For \rho=1_{(1,2)} the sequence of controls converges, which is something that can be seen in an even more clear way when t\in[0,1/2]. Of course, the closer the time is to 1, the more slowly the punctual values of the control converges pointwise with M (and in t=1 it diverges), which is a well-known behaviour when controlling a parabolic dynamics (see, for instance, [2], [3] and [4]). However, for \rho=1_{(0,1)} the sequence of controls diverges, which is something that we can appreciate in a more detailed way when t\in[0,1/2].

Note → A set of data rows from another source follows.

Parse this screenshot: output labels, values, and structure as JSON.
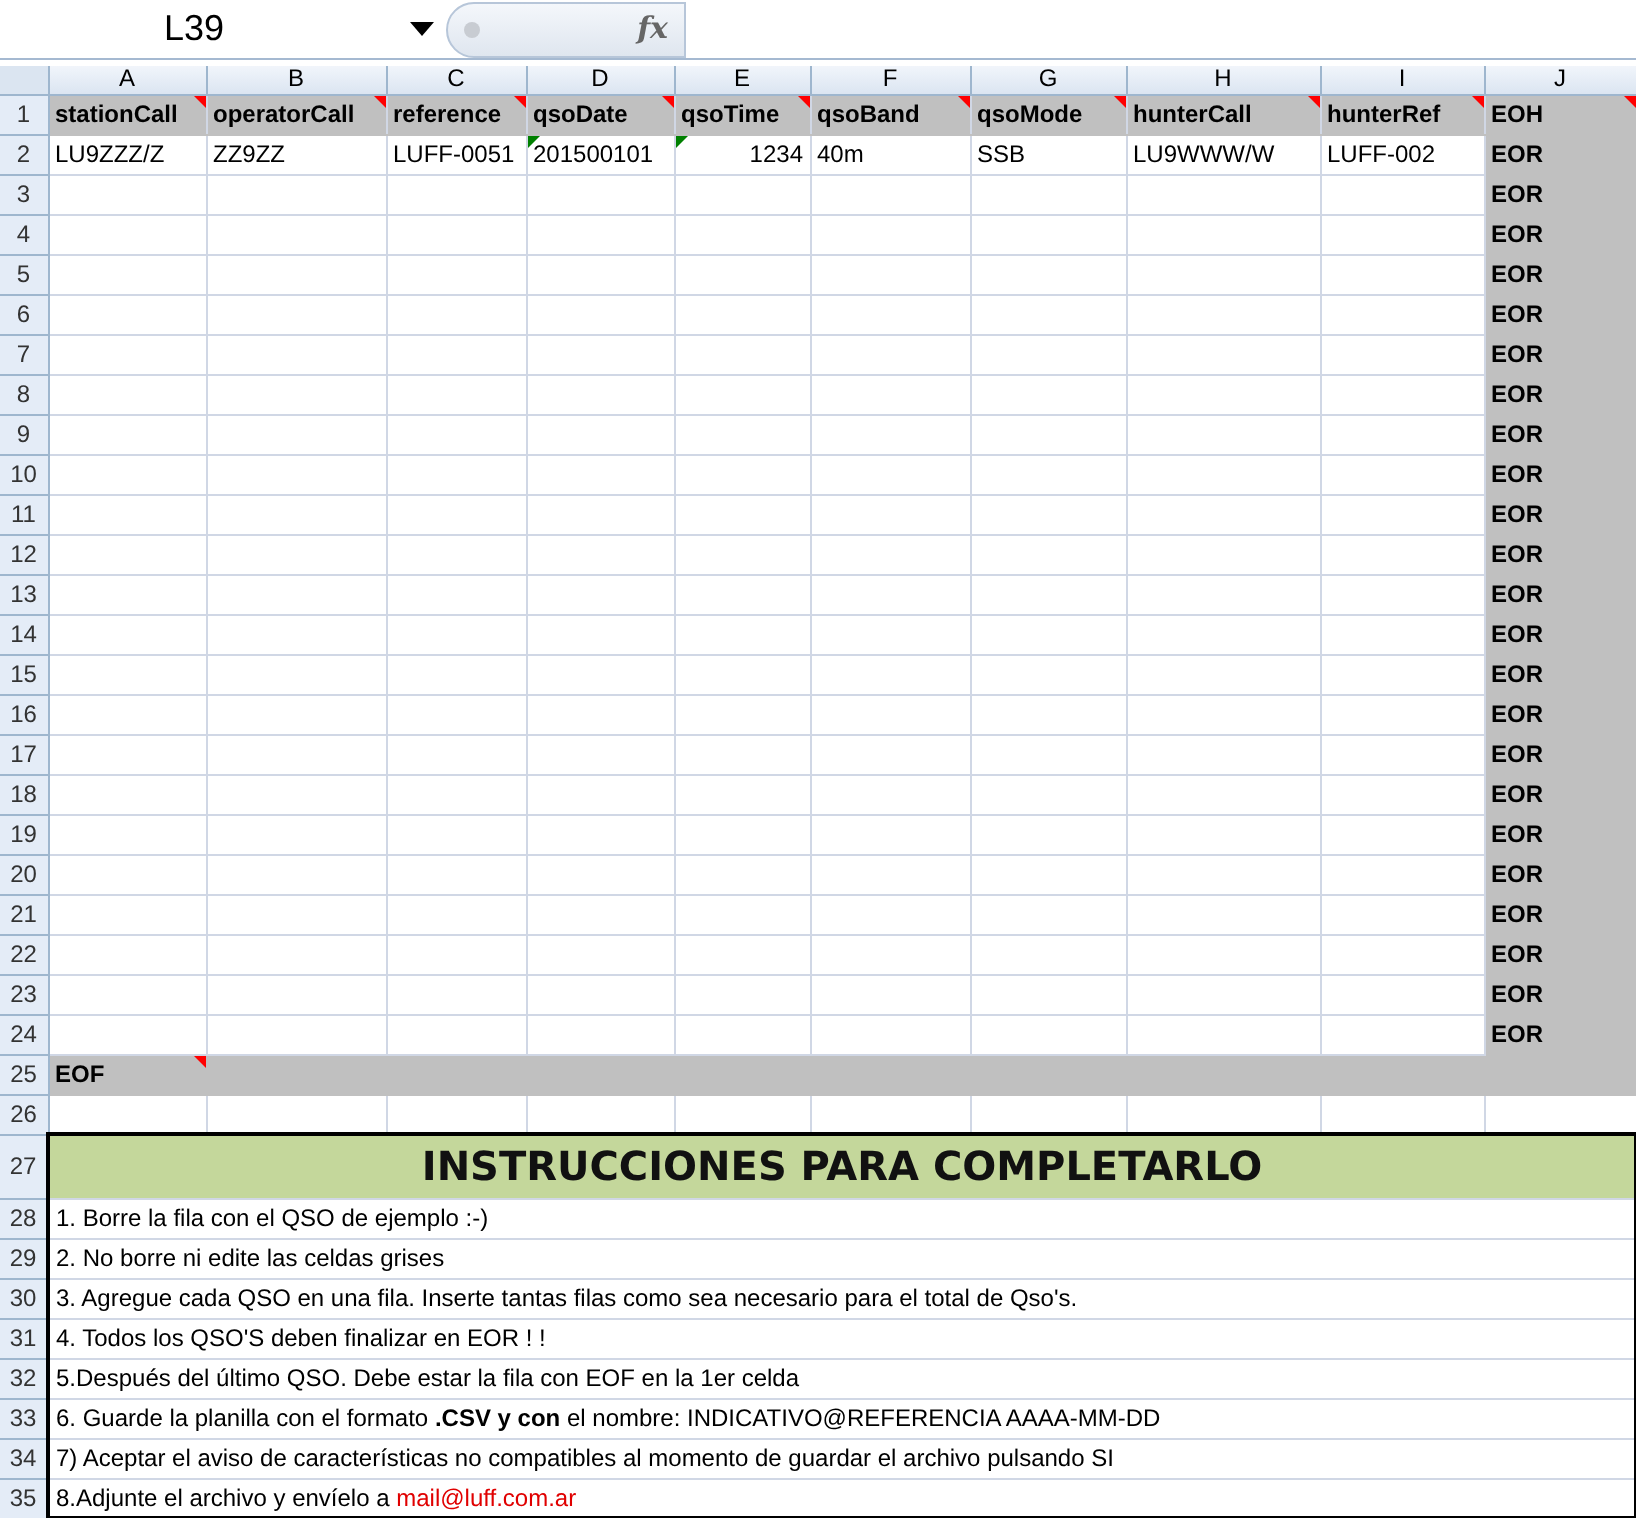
{
  "name_box": "L39",
  "function_label": "fx",
  "columns": [
    "A",
    "B",
    "C",
    "D",
    "E",
    "F",
    "G",
    "H",
    "I",
    "J"
  ],
  "rows": [
    {
      "number": "1",
      "kind": "header",
      "cells": [
        {
          "text": "stationCall",
          "comment": true
        },
        {
          "text": "operatorCall",
          "comment": true
        },
        {
          "text": "reference",
          "comment": true
        },
        {
          "text": "qsoDate",
          "comment": true
        },
        {
          "text": "qsoTime",
          "comment": true
        },
        {
          "text": "qsoBand",
          "comment": true
        },
        {
          "text": "qsoMode",
          "comment": true
        },
        {
          "text": "hunterCall",
          "comment": true
        },
        {
          "text": "hunterRef",
          "comment": true
        },
        {
          "text": "EOH",
          "comment": true
        }
      ]
    },
    {
      "number": "2",
      "kind": "data",
      "cells": [
        {
          "text": "LU9ZZZ/Z",
          "kind": "text"
        },
        {
          "text": "ZZ9ZZ",
          "kind": "text"
        },
        {
          "text": "LUFF-0051",
          "kind": "text"
        },
        {
          "text": "201500101",
          "kind": "text",
          "flag": true
        },
        {
          "text": "1234",
          "kind": "number",
          "flag": true
        },
        {
          "text": "40m",
          "kind": "text"
        },
        {
          "text": "SSB",
          "kind": "text"
        },
        {
          "text": "LU9WWW/W",
          "kind": "text"
        },
        {
          "text": "LUFF-002",
          "kind": "text"
        }
      ],
      "end_marker": "EOR"
    },
    {
      "number": "3",
      "kind": "data",
      "end_marker": "EOR"
    },
    {
      "number": "4",
      "kind": "data",
      "end_marker": "EOR"
    },
    {
      "number": "5",
      "kind": "data",
      "end_marker": "EOR"
    },
    {
      "number": "6",
      "kind": "data",
      "end_marker": "EOR"
    },
    {
      "number": "7",
      "kind": "data",
      "end_marker": "EOR"
    },
    {
      "number": "8",
      "kind": "data",
      "end_marker": "EOR"
    },
    {
      "number": "9",
      "kind": "data",
      "end_marker": "EOR"
    },
    {
      "number": "10",
      "kind": "data",
      "end_marker": "EOR"
    },
    {
      "number": "11",
      "kind": "data",
      "end_marker": "EOR"
    },
    {
      "number": "12",
      "kind": "data",
      "end_marker": "EOR"
    },
    {
      "number": "13",
      "kind": "data",
      "end_marker": "EOR"
    },
    {
      "number": "14",
      "kind": "data",
      "end_marker": "EOR"
    },
    {
      "number": "15",
      "kind": "data",
      "end_marker": "EOR"
    },
    {
      "number": "16",
      "kind": "data",
      "end_marker": "EOR"
    },
    {
      "number": "17",
      "kind": "data",
      "end_marker": "EOR"
    },
    {
      "number": "18",
      "kind": "data",
      "end_marker": "EOR"
    },
    {
      "number": "19",
      "kind": "data",
      "end_marker": "EOR"
    },
    {
      "number": "20",
      "kind": "data",
      "end_marker": "EOR"
    },
    {
      "number": "21",
      "kind": "data",
      "end_marker": "EOR"
    },
    {
      "number": "22",
      "kind": "data",
      "end_marker": "EOR"
    },
    {
      "number": "23",
      "kind": "data",
      "end_marker": "EOR"
    },
    {
      "number": "24",
      "kind": "data",
      "end_marker": "EOR"
    },
    {
      "number": "25",
      "kind": "eof",
      "text": "EOF",
      "comment": true
    },
    {
      "number": "26",
      "kind": "blank"
    },
    {
      "number": "27",
      "kind": "title",
      "text": "INSTRUCCIONES PARA COMPLETARLO"
    },
    {
      "number": "28",
      "kind": "instruction",
      "text": "1. Borre la fila con el QSO de ejemplo :-)"
    },
    {
      "number": "29",
      "kind": "instruction",
      "text": "2. No borre ni edite las celdas grises"
    },
    {
      "number": "30",
      "kind": "instruction",
      "text": "3. Agregue cada QSO en una fila. Inserte tantas filas como sea necesario para el total de Qso's."
    },
    {
      "number": "31",
      "kind": "instruction",
      "text": "4. Todos los QSO'S deben finalizar en EOR ! !"
    },
    {
      "number": "32",
      "kind": "instruction",
      "text": "5.Después del último QSO. Debe estar la fila con EOF en la 1er celda"
    },
    {
      "number": "33",
      "kind": "instruction",
      "text": "6. Guarde la planilla con el formato **.CSV y con** el nombre: INDICATIVO@REFERENCIA AAAA-MM-DD"
    },
    {
      "number": "34",
      "kind": "instruction",
      "text": "7) Aceptar el aviso de características no compatibles al momento de guardar el archivo pulsando SI"
    },
    {
      "number": "35",
      "kind": "instruction",
      "text": "8.Adjunte el archivo y envíelo a ",
      "link": "mail@luff.com.ar"
    }
  ]
}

** Figure 1. **The optimal control for \rho=1_{(1,2)} and y^0=\frac{1}{2} induced by the minimum of the functional J in V_{40}, V_{50} and V_{60}. In the left column we illustrate the whole controls, whereas in the right column we illustrate the controls with the time variable zoomed in [0,1/2].

** Figure 2. ** The optimal control for \rho=1_{(0,1)} and y^0=\frac{1}{2} induced by the minimum of the functional J in V_{40}, V_{50} and V_{60}. In the left column we illustrate the whole controls, whereas in the right column we illustrate the controls with the time variable zoomed in [0,1/2].

Next, we show in Figure 3 the canonical prolongation of the previously obtained controls to t=0. Again, for \rho=1_{(1,2)} we have a clear convergence, whereas for \rho=1_{(0,1)} it diverges.

** Figure 3. **The natural extensions to t=0 of the controls induced by the minimum of the functional J in V_{40}, V_{50} and V_{60} with y^0=\frac{1}{2}. In the left figure we have considered \rho=1_{(1,2)} and in the right one \rho=1_{(0,1)}.

Finally, we illustrate in Figure 4 the state at t=1 of the respective solutions of the averaged heat equation with the previously obtained controls. For \rho=1_{(1,2)} the solution converges smoothly to 0, whereas for \rho=1_{(0,1)} the solution diverges.

** Figure 4. **The state in time t=1 of the averaged solutions of the heat equation after applying the control induced by the minimum of J in V_{40}, V_{50} and V_{60} with y^0=\frac{1}{2}. In the left figure we have considered \rho =1_{(1,2)} and in the right one \rho=1_{(0,1)}.